Other key features include fingerprint and eye scanner as well as waterproofing.
The battery, which was the main reasons the original Note 7 exploded, has been "further enhanced with multiple safety designs", Samsung said in a press release in Korean, translated via Google Translate.
Samsung launched the original Note 7 last year, but after a number of reports that the device was overheating and catching fire, the tech giant was forced to carry out a recall. It was the most embarrassing moment for the company which apologized on numerous occasions to its customers, and then launched an investigation into the cause.
The debacle led to authorities around the world banning the device from being taken on planes and cost the company billions of dollars in profit.
Before the issues with the Note 7 came to light, however, it had received positive reviews. After the recall was announced, many consumers resisted giving their phone back, even as Samsung issued a number of warnings about the dangers of keeping the device.
Samsung will be hoping the Note FE will appeal to the fans of the Note 7 which offers a large screen and stylus to differentiate it from many devices on the market.
"Samsung has very carefully positioned it to the most devoted, most well-informed consumers and therefore they will be able to understand that Samsung have reworked the existing product and delivered it," Ben Wood, chief of research at CCS Insight, told CNBC by phone on Monday.
"You could also argue if Samsung is keen to continue using the Note brand for more business centric and productivity devices, reintroducing the Note 7 successfully would help them re-establish the brand ahead of any potential Note 8 launch."

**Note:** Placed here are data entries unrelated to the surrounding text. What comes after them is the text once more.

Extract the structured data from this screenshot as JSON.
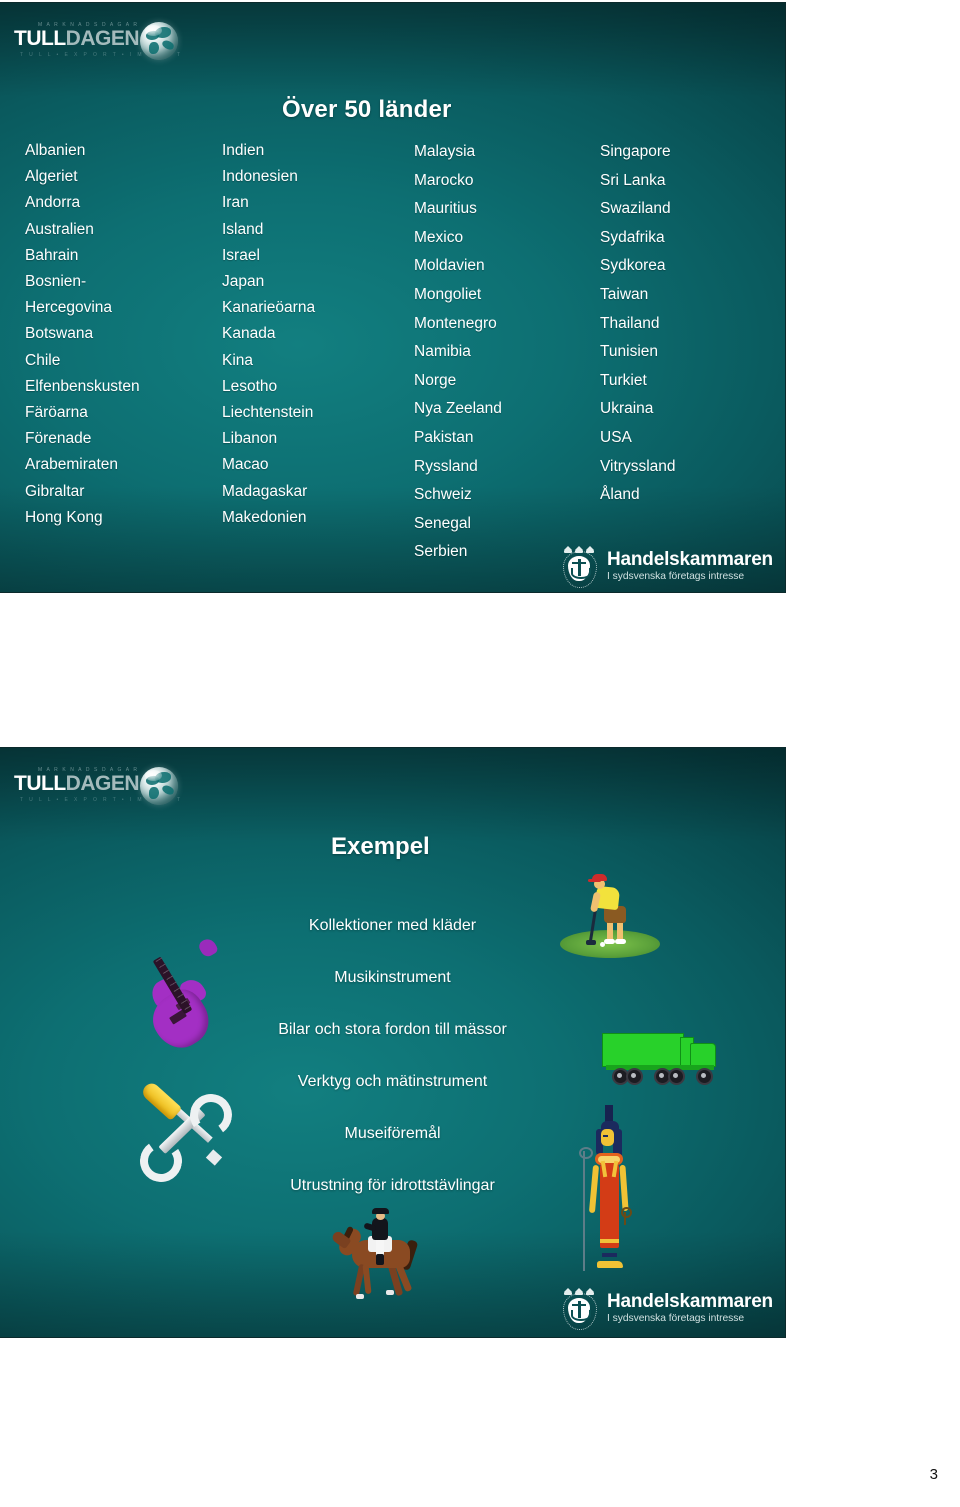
{
  "document": {
    "page_number": "3",
    "slides": [
      {
        "id": "slide-countries",
        "title": "Över 50 länder",
        "brand_logo": {
          "word_part_1": "TULL",
          "word_part_2": "DAGEN",
          "top_micro_text": "M A R K N A D S D A G A R",
          "bottom_micro_text": "T U L L   •   E X P O R T   •   I M P O R T",
          "globe_icon": "globe-icon"
        },
        "footer_logo": {
          "name": "Handelskammaren",
          "tagline": "I sydsvenska företags intresse",
          "crest_icon": "crest-shield-anchor-icon"
        },
        "columns": [
          {
            "id": "column-1",
            "items": [
              "Albanien",
              "Algeriet",
              "Andorra",
              "Australien",
              "Bahrain",
              "Bosnien-",
              "Hercegovina",
              "Botswana",
              "Chile",
              "Elfenbenskusten",
              "Färöarna",
              "Förenade",
              "Arabemiraten",
              "Gibraltar",
              "Hong Kong"
            ]
          },
          {
            "id": "column-2",
            "items": [
              "Indien",
              "Indonesien",
              "Iran",
              "Island",
              "Israel",
              "Japan",
              "Kanarieöarna",
              "Kanada",
              "Kina",
              "Lesotho",
              "Liechtenstein",
              "Libanon",
              "Macao",
              "Madagaskar",
              "Makedonien"
            ]
          },
          {
            "id": "column-3",
            "items": [
              "Malaysia",
              "Marocko",
              "Mauritius",
              "Mexico",
              "Moldavien",
              "Mongoliet",
              "Montenegro",
              "Namibia",
              "Norge",
              "Nya Zeeland",
              "Pakistan",
              "Ryssland",
              "Schweiz",
              "Senegal",
              "Serbien"
            ]
          },
          {
            "id": "column-4",
            "items": [
              "Singapore",
              "Sri Lanka",
              "Swaziland",
              "Sydafrika",
              "Sydkorea",
              "Taiwan",
              "Thailand",
              "Tunisien",
              "Turkiet",
              "Ukraina",
              "USA",
              "Vitryssland",
              "Åland"
            ]
          }
        ]
      },
      {
        "id": "slide-examples",
        "title": "Exempel",
        "brand_logo": {
          "word_part_1": "TULL",
          "word_part_2": "DAGEN",
          "top_micro_text": "M A R K N A D S D A G A R",
          "bottom_micro_text": "T U L L   •   E X P O R T   •   I M P O R T",
          "globe_icon": "globe-icon"
        },
        "footer_logo": {
          "name": "Handelskammaren",
          "tagline": "I sydsvenska företags intresse",
          "crest_icon": "crest-shield-anchor-icon"
        },
        "items": [
          "Kollektioner med kläder",
          "Musikinstrument",
          "Bilar och stora fordon till mässor",
          "Verktyg och mätinstrument",
          "Museiföremål",
          "Utrustning för idrottstävlingar"
        ],
        "illustrations": [
          {
            "name": "electric-guitar-illustration",
            "color": "#a32fc4"
          },
          {
            "name": "golfer-illustration",
            "color": "#5aa03a"
          },
          {
            "name": "green-semi-truck-illustration",
            "color": "#28d12a"
          },
          {
            "name": "tools-screwdriver-wrench-illustration",
            "color": "#e8b20c"
          },
          {
            "name": "egyptian-figure-illustration",
            "color": "#d33c16"
          },
          {
            "name": "dressage-horse-rider-illustration",
            "color": "#8a4a22"
          }
        ]
      }
    ],
    "colors": {
      "slide_background_teal": "#0d6f72",
      "slide_background_dark": "#032e32",
      "text_white": "#ffffff",
      "page_number_black": "#111111"
    }
  }
}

A number of leaks and reports have suggested that Samsung is gearing up to release a Note 8 device, which would be the successor of the discontinued Note 7.